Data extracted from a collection
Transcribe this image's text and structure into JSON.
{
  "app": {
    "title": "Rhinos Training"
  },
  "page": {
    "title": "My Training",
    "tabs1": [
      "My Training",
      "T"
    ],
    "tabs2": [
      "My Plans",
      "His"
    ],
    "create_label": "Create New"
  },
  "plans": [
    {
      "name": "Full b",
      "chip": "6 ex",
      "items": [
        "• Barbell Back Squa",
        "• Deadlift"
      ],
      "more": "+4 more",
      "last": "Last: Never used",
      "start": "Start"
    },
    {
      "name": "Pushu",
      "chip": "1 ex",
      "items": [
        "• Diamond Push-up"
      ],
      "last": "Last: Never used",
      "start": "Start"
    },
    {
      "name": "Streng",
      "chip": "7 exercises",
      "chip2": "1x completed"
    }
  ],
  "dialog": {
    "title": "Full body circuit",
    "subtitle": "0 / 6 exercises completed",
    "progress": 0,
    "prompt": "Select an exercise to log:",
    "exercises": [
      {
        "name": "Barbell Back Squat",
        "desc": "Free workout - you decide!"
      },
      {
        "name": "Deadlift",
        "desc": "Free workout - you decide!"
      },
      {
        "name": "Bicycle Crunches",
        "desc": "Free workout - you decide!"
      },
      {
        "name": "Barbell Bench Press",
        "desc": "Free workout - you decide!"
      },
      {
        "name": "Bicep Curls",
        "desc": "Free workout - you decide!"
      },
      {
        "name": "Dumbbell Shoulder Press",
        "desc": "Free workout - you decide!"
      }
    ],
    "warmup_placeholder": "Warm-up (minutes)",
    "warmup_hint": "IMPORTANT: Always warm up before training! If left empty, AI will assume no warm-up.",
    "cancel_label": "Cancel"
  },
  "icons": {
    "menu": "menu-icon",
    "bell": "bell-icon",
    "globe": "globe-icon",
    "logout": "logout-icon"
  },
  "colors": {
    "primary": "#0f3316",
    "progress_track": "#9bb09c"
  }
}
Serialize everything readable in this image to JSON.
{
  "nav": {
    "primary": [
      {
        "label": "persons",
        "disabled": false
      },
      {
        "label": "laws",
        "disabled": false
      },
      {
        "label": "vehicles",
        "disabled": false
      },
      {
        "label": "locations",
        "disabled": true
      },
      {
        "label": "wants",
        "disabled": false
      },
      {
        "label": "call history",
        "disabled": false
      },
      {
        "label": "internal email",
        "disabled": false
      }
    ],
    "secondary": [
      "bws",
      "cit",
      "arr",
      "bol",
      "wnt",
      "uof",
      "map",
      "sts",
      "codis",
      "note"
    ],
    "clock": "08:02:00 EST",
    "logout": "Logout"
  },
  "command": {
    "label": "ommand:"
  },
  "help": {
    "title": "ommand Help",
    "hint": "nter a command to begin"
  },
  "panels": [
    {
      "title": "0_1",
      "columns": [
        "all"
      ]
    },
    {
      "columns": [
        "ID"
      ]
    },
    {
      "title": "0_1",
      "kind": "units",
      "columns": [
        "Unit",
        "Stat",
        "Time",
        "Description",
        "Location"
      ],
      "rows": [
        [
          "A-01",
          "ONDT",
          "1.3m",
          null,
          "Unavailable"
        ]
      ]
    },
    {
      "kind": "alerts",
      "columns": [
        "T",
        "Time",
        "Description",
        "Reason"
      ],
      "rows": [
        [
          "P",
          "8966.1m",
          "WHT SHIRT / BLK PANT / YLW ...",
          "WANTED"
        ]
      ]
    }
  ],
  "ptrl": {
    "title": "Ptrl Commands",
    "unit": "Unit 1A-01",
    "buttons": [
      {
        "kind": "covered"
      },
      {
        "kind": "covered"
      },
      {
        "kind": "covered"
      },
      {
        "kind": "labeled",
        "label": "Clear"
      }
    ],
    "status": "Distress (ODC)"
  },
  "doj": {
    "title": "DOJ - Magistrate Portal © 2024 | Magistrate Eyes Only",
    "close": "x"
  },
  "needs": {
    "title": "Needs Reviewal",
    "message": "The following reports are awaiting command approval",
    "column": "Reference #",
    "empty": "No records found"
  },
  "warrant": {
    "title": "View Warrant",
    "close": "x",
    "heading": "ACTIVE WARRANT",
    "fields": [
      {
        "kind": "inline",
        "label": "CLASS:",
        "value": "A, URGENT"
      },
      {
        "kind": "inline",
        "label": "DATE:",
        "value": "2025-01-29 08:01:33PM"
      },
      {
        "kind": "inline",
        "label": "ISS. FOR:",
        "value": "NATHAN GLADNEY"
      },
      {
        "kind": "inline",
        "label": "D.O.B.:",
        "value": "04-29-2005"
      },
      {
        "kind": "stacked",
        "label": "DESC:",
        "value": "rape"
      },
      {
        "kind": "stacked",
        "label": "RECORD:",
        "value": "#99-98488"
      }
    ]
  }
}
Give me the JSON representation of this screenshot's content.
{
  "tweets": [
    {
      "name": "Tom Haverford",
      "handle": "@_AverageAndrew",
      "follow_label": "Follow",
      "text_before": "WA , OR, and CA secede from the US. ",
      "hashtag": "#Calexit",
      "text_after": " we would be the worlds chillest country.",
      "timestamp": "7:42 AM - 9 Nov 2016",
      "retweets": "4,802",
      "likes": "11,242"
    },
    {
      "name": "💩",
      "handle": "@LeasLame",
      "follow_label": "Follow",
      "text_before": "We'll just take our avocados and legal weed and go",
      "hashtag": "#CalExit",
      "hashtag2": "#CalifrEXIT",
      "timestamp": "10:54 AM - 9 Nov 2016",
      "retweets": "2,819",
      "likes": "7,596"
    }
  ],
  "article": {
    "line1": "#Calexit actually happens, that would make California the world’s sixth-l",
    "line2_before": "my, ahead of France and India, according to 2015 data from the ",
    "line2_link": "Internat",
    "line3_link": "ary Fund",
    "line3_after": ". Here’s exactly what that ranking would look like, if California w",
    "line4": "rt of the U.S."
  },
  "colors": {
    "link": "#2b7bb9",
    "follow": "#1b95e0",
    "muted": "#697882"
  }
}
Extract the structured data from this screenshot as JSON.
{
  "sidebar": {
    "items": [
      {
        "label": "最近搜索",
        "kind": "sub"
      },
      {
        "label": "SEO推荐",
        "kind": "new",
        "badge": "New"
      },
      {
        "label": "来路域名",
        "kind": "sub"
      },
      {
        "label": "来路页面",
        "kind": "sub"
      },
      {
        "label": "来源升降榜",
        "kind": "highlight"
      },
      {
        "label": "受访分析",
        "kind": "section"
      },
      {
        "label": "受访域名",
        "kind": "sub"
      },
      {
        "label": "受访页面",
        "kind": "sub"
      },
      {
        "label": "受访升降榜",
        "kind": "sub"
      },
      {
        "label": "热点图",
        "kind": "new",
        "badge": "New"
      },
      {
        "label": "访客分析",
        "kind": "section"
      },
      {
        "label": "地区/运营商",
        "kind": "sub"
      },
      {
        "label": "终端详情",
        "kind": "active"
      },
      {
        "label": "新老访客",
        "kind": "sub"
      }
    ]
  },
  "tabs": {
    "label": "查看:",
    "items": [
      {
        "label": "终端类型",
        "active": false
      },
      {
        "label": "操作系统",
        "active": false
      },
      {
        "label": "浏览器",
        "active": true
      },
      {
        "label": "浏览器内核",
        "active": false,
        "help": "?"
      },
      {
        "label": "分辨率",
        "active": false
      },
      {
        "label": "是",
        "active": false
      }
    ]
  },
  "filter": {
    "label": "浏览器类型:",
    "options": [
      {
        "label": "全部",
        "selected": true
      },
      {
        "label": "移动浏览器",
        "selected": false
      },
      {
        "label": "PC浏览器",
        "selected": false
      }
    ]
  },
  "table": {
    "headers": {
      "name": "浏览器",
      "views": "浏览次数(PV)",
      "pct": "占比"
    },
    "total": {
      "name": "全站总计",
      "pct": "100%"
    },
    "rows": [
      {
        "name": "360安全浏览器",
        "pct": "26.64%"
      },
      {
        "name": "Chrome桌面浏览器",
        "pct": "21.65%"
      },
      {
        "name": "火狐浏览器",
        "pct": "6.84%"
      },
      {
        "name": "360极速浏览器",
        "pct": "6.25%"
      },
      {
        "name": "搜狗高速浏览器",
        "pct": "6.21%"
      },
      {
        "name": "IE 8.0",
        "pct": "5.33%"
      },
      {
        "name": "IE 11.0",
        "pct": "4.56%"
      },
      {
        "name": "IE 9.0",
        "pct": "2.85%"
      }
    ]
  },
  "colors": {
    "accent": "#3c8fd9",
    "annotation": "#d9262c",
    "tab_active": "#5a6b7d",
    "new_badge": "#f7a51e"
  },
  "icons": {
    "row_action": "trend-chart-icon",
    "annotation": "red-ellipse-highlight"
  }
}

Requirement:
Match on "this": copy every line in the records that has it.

Reply:
Transcribe this image's text and structure into JSON.
Serialize everything readable in this image to JSON.
Give me the JSON representation of this screenshot's content.
Extract the structured data from this screenshot as JSON.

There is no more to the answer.